WHAT YOU WILL DO ▸
Restate all of the entries exactly, dropping any pictures they hold.

-*-*-

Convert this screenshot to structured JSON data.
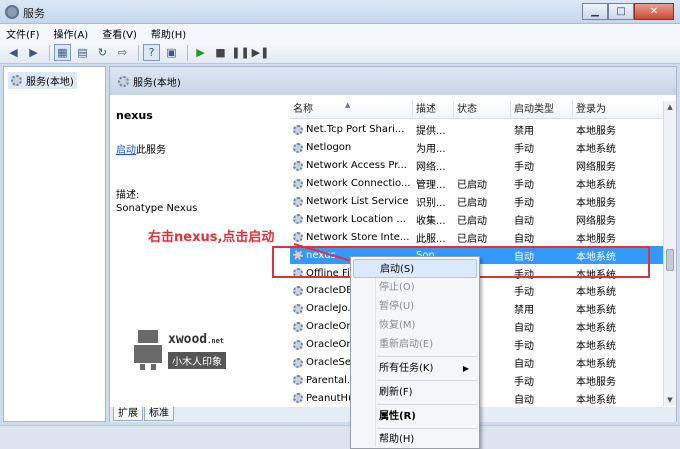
{
  "window": {
    "title": "服务",
    "min_glyph": "▁",
    "max_glyph": "□",
    "close_glyph": "✕"
  },
  "menu": [
    "文件(F)",
    "操作(A)",
    "查看(V)",
    "帮助(H)"
  ],
  "toolbar": {
    "icons": [
      "back-icon",
      "forward-icon",
      "console-tree-icon",
      "properties-icon",
      "refresh-icon",
      "export-icon",
      "help-icon",
      "view-icon",
      "start-icon",
      "stop-icon",
      "pause-icon",
      "restart-icon"
    ]
  },
  "tree": {
    "root": "服务(本地)"
  },
  "pane_header": "服务(本地)",
  "detail": {
    "service_name": "nexus",
    "action_link": "启动",
    "action_suffix": "此服务",
    "desc_label": "描述:",
    "desc_value": "Sonatype Nexus"
  },
  "columns": [
    "名称",
    "描述",
    "状态",
    "启动类型",
    "登录为"
  ],
  "rows": [
    {
      "name": "Net.Tcp Port Shari...",
      "desc": "提供...",
      "status": "",
      "start": "禁用",
      "logon": "本地服务"
    },
    {
      "name": "Netlogon",
      "desc": "为用...",
      "status": "",
      "start": "手动",
      "logon": "本地系统"
    },
    {
      "name": "Network Access Pr...",
      "desc": "网络...",
      "status": "",
      "start": "手动",
      "logon": "网络服务"
    },
    {
      "name": "Network Connectio...",
      "desc": "管理...",
      "status": "已启动",
      "start": "手动",
      "logon": "本地系统"
    },
    {
      "name": "Network List Service",
      "desc": "识别...",
      "status": "已启动",
      "start": "手动",
      "logon": "本地服务"
    },
    {
      "name": "Network Location ...",
      "desc": "收集...",
      "status": "已启动",
      "start": "自动",
      "logon": "网络服务"
    },
    {
      "name": "Network Store Inte...",
      "desc": "此服...",
      "status": "已启动",
      "start": "自动",
      "logon": "本地服务"
    },
    {
      "name": "nexus",
      "desc": "Son...",
      "status": "",
      "start": "自动",
      "logon": "本地系统",
      "selected": true
    },
    {
      "name": "Offline Fil...",
      "desc": "",
      "status": "",
      "start": "手动",
      "logon": "本地系统"
    },
    {
      "name": "OracleDB...",
      "desc": "",
      "status": "",
      "start": "手动",
      "logon": "本地系统"
    },
    {
      "name": "OracleJo...",
      "desc": "",
      "status": "",
      "start": "禁用",
      "logon": "本地系统"
    },
    {
      "name": "OracleOr...",
      "desc": "",
      "status": "",
      "start": "自动",
      "logon": "本地系统"
    },
    {
      "name": "OracleOr...",
      "desc": "",
      "status": "",
      "start": "手动",
      "logon": "本地系统"
    },
    {
      "name": "OracleSe...",
      "desc": "",
      "status": "",
      "start": "自动",
      "logon": "本地系统"
    },
    {
      "name": "Parental...",
      "desc": "",
      "status": "",
      "start": "手动",
      "logon": "本地服务"
    },
    {
      "name": "PeanutHu...",
      "desc": "",
      "status": "",
      "start": "自动",
      "logon": "本地系统"
    }
  ],
  "tabs": [
    "扩展",
    "标准"
  ],
  "annotation": "右击nexus,点击启动",
  "context_menu": [
    {
      "label": "启动(S)",
      "state": "hover"
    },
    {
      "label": "停止(O)",
      "state": "disabled"
    },
    {
      "label": "暂停(U)",
      "state": "disabled"
    },
    {
      "label": "恢复(M)",
      "state": "disabled"
    },
    {
      "label": "重新启动(E)",
      "state": "disabled"
    },
    {
      "label": "所有任务(K)",
      "state": "normal",
      "submenu": "▶"
    },
    {
      "label": "刷新(F)",
      "state": "normal"
    },
    {
      "label": "属性(R)",
      "state": "bold"
    },
    {
      "label": "帮助(H)",
      "state": "normal"
    }
  ],
  "watermark": {
    "brand": "xwood",
    "brand_suffix": ".net",
    "sub": "小木人印象"
  },
  "colors": {
    "accent": "#3399ff",
    "annotation": "#e0323a",
    "link": "#1a55c9"
  }
}
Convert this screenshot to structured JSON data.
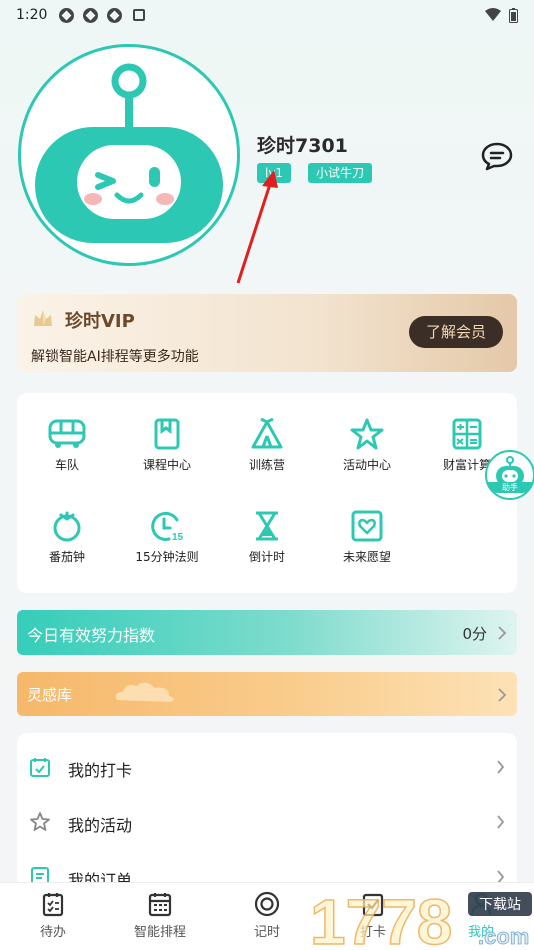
{
  "status_bar": {
    "time": "1:20"
  },
  "profile": {
    "username": "珍时7301",
    "level_tag": "lv1",
    "title_tag": "小试牛刀"
  },
  "vip": {
    "title": "珍时VIP",
    "subtitle": "解锁智能AI排程等更多功能",
    "button": "了解会员"
  },
  "features": [
    {
      "label": "车队",
      "icon": "bus-icon"
    },
    {
      "label": "课程中心",
      "icon": "book-icon"
    },
    {
      "label": "训练营",
      "icon": "tent-icon"
    },
    {
      "label": "活动中心",
      "icon": "star-icon"
    },
    {
      "label": "财富计算",
      "icon": "calculator-icon"
    },
    {
      "label": "番茄钟",
      "icon": "tomato-icon"
    },
    {
      "label": "15分钟法则",
      "icon": "clock-15-icon"
    },
    {
      "label": "倒计时",
      "icon": "hourglass-icon"
    },
    {
      "label": "未来愿望",
      "icon": "heart-card-icon"
    }
  ],
  "helper": {
    "label": "助手"
  },
  "effort": {
    "label": "今日有效努力指数",
    "score": "0分"
  },
  "inspiration": {
    "label": "灵感库"
  },
  "list": [
    {
      "label": "我的打卡",
      "icon": "calendar-check-icon"
    },
    {
      "label": "我的活动",
      "icon": "star-outline-icon"
    },
    {
      "label": "我的订单",
      "icon": "order-icon"
    }
  ],
  "bottom_nav": [
    {
      "label": "待办",
      "icon": "todo-icon"
    },
    {
      "label": "智能排程",
      "icon": "schedule-icon"
    },
    {
      "label": "记时",
      "icon": "target-icon"
    },
    {
      "label": "打卡",
      "icon": "checkin-icon"
    },
    {
      "label": "我的",
      "icon": "user-icon"
    }
  ],
  "watermark": {
    "text": "1778",
    "badge": "下载站",
    "suffix": ".com"
  },
  "colors": {
    "accent": "#2cc8b4",
    "vip_dark": "#3b2e26",
    "arrow": "#e02020"
  }
}
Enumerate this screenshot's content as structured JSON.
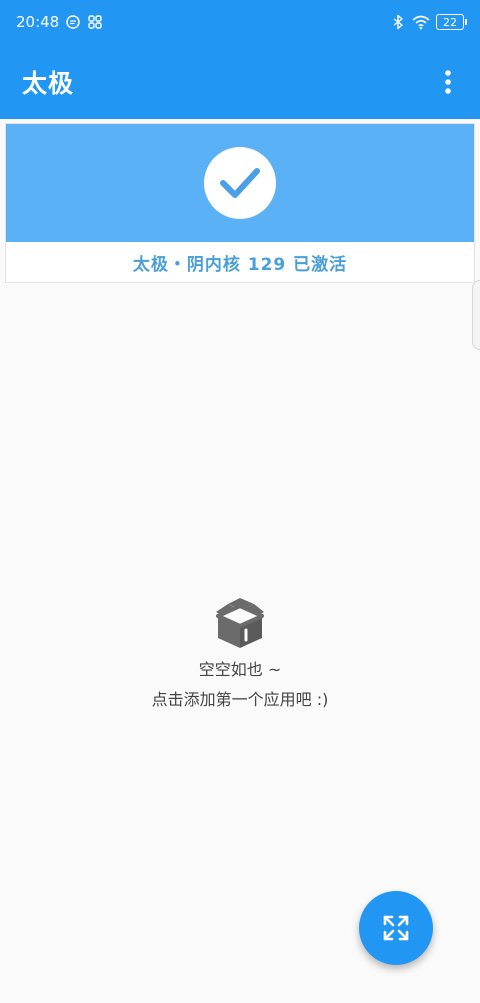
{
  "status_bar": {
    "time": "20:48",
    "battery": "22",
    "icons": [
      "chat-bubble-icon",
      "apps-grid-icon",
      "bluetooth-icon",
      "wifi-icon",
      "battery-icon"
    ]
  },
  "app_bar": {
    "title": "太极",
    "menu_icon": "more-vert-icon"
  },
  "status_card": {
    "icon": "check-icon",
    "text": "太极・阴内核 129 已激活"
  },
  "empty_state": {
    "icon": "open-box-icon",
    "title": "空空如也 ~",
    "subtitle": "点击添加第一个应用吧 :)"
  },
  "fab": {
    "icon": "expand-arrows-icon"
  },
  "colors": {
    "primary": "#2196f3",
    "banner": "#5ab1f5",
    "status_text": "#4a9fd8",
    "background": "#fafafa"
  }
}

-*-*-

EXERCISE OUTPUT ▸
Convert this screenshot to structured JSON data.
{
  "window": {
    "title": "服务",
    "min_glyph": "▁",
    "max_glyph": "□",
    "close_glyph": "✕"
  },
  "menu": [
    "文件(F)",
    "操作(A)",
    "查看(V)",
    "帮助(H)"
  ],
  "toolbar": {
    "icons": [
      "back-icon",
      "forward-icon",
      "console-tree-icon",
      "properties-icon",
      "refresh-icon",
      "export-icon",
      "help-icon",
      "view-icon",
      "start-icon",
      "stop-icon",
      "pause-icon",
      "restart-icon"
    ]
  },
  "tree": {
    "root": "服务(本地)"
  },
  "pane_header": "服务(本地)",
  "detail": {
    "service_name": "nexus",
    "action_link": "启动",
    "action_suffix": "此服务",
    "desc_label": "描述:",
    "desc_value": "Sonatype Nexus"
  },
  "columns": [
    "名称",
    "描述",
    "状态",
    "启动类型",
    "登录为"
  ],
  "rows": [
    {
      "name": "Net.Tcp Port Shari...",
      "desc": "提供...",
      "status": "",
      "start": "禁用",
      "logon": "本地服务"
    },
    {
      "name": "Netlogon",
      "desc": "为用...",
      "status": "",
      "start": "手动",
      "logon": "本地系统"
    },
    {
      "name": "Network Access Pr...",
      "desc": "网络...",
      "status": "",
      "start": "手动",
      "logon": "网络服务"
    },
    {
      "name": "Network Connectio...",
      "desc": "管理...",
      "status": "已启动",
      "start": "手动",
      "logon": "本地系统"
    },
    {
      "name": "Network List Service",
      "desc": "识别...",
      "status": "已启动",
      "start": "手动",
      "logon": "本地服务"
    },
    {
      "name": "Network Location ...",
      "desc": "收集...",
      "status": "已启动",
      "start": "自动",
      "logon": "网络服务"
    },
    {
      "name": "Network Store Inte...",
      "desc": "此服...",
      "status": "已启动",
      "start": "自动",
      "logon": "本地服务"
    },
    {
      "name": "nexus",
      "desc": "Son...",
      "status": "",
      "start": "自动",
      "logon": "本地系统",
      "selected": true
    },
    {
      "name": "Offline Fil...",
      "desc": "",
      "status": "",
      "start": "手动",
      "logon": "本地系统"
    },
    {
      "name": "OracleDB...",
      "desc": "",
      "status": "",
      "start": "手动",
      "logon": "本地系统"
    },
    {
      "name": "OracleJo...",
      "desc": "",
      "status": "",
      "start": "禁用",
      "logon": "本地系统"
    },
    {
      "name": "OracleOr...",
      "desc": "",
      "status": "",
      "start": "自动",
      "logon": "本地系统"
    },
    {
      "name": "OracleOr...",
      "desc": "",
      "status": "",
      "start": "手动",
      "logon": "本地系统"
    },
    {
      "name": "OracleSe...",
      "desc": "",
      "status": "",
      "start": "自动",
      "logon": "本地系统"
    },
    {
      "name": "Parental...",
      "desc": "",
      "status": "",
      "start": "手动",
      "logon": "本地服务"
    },
    {
      "name": "PeanutHu...",
      "desc": "",
      "status": "",
      "start": "自动",
      "logon": "本地系统"
    }
  ],
  "tabs": [
    "扩展",
    "标准"
  ],
  "annotation": "右击nexus,点击启动",
  "context_menu": [
    {
      "label": "启动(S)",
      "state": "hover"
    },
    {
      "label": "停止(O)",
      "state": "disabled"
    },
    {
      "label": "暂停(U)",
      "state": "disabled"
    },
    {
      "label": "恢复(M)",
      "state": "disabled"
    },
    {
      "label": "重新启动(E)",
      "state": "disabled"
    },
    {
      "label": "所有任务(K)",
      "state": "normal",
      "submenu": "▶"
    },
    {
      "label": "刷新(F)",
      "state": "normal"
    },
    {
      "label": "属性(R)",
      "state": "bold"
    },
    {
      "label": "帮助(H)",
      "state": "normal"
    }
  ],
  "watermark": {
    "brand": "xwood",
    "brand_suffix": ".net",
    "sub": "小木人印象"
  },
  "colors": {
    "accent": "#3399ff",
    "annotation": "#e0323a",
    "link": "#1a55c9"
  }
}
Convert this screenshot to structured JSON data.
{
  "status_bar": {
    "time": "1:20"
  },
  "profile": {
    "username": "珍时7301",
    "level_tag": "lv1",
    "title_tag": "小试牛刀"
  },
  "vip": {
    "title": "珍时VIP",
    "subtitle": "解锁智能AI排程等更多功能",
    "button": "了解会员"
  },
  "features": [
    {
      "label": "车队",
      "icon": "bus-icon"
    },
    {
      "label": "课程中心",
      "icon": "book-icon"
    },
    {
      "label": "训练营",
      "icon": "tent-icon"
    },
    {
      "label": "活动中心",
      "icon": "star-icon"
    },
    {
      "label": "财富计算",
      "icon": "calculator-icon"
    },
    {
      "label": "番茄钟",
      "icon": "tomato-icon"
    },
    {
      "label": "15分钟法则",
      "icon": "clock-15-icon"
    },
    {
      "label": "倒计时",
      "icon": "hourglass-icon"
    },
    {
      "label": "未来愿望",
      "icon": "heart-card-icon"
    }
  ],
  "helper": {
    "label": "助手"
  },
  "effort": {
    "label": "今日有效努力指数",
    "score": "0分"
  },
  "inspiration": {
    "label": "灵感库"
  },
  "list": [
    {
      "label": "我的打卡",
      "icon": "calendar-check-icon"
    },
    {
      "label": "我的活动",
      "icon": "star-outline-icon"
    },
    {
      "label": "我的订单",
      "icon": "order-icon"
    }
  ],
  "bottom_nav": [
    {
      "label": "待办",
      "icon": "todo-icon"
    },
    {
      "label": "智能排程",
      "icon": "schedule-icon"
    },
    {
      "label": "记时",
      "icon": "target-icon"
    },
    {
      "label": "打卡",
      "icon": "checkin-icon"
    },
    {
      "label": "我的",
      "icon": "user-icon"
    }
  ],
  "watermark": {
    "text": "1778",
    "badge": "下载站",
    "suffix": ".com"
  },
  "colors": {
    "accent": "#2cc8b4",
    "vip_dark": "#3b2e26",
    "arrow": "#e02020"
  }
}
Enumerate this screenshot's content as structured JSON.
{
  "status_bar": {
    "time": "20:48",
    "battery": "22",
    "icons": [
      "chat-bubble-icon",
      "apps-grid-icon",
      "bluetooth-icon",
      "wifi-icon",
      "battery-icon"
    ]
  },
  "app_bar": {
    "title": "太极",
    "menu_icon": "more-vert-icon"
  },
  "status_card": {
    "icon": "check-icon",
    "text": "太极・阴内核 129 已激活"
  },
  "empty_state": {
    "icon": "open-box-icon",
    "title": "空空如也 ~",
    "subtitle": "点击添加第一个应用吧 :)"
  },
  "fab": {
    "icon": "expand-arrows-icon"
  },
  "colors": {
    "primary": "#2196f3",
    "banner": "#5ab1f5",
    "status_text": "#4a9fd8",
    "background": "#fafafa"
  }
}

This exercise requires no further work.